_Directions for this task_: Search the data for the word "icon" and copy out every line that has it.

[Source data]
^^^^
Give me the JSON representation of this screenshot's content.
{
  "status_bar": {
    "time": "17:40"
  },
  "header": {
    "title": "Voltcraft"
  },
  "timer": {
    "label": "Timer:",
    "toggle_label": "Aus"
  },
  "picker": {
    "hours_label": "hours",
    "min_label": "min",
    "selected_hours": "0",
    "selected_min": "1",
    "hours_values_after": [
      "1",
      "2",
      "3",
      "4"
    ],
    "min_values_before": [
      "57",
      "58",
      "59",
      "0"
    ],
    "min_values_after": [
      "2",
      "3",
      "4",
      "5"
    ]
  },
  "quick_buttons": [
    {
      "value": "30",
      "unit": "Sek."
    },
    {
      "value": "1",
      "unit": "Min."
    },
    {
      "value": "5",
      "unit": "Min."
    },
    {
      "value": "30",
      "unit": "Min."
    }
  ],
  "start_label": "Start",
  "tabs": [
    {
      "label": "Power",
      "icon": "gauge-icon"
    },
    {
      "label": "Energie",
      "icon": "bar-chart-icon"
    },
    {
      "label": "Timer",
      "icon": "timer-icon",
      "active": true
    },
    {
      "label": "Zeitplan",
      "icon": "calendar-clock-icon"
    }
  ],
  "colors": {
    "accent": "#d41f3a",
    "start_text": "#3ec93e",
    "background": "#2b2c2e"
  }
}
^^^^
_Exercise response_:
      "icon": "gauge-icon"
      "icon": "bar-chart-icon"
      "icon": "timer-icon",
      "icon": "calendar-clock-icon"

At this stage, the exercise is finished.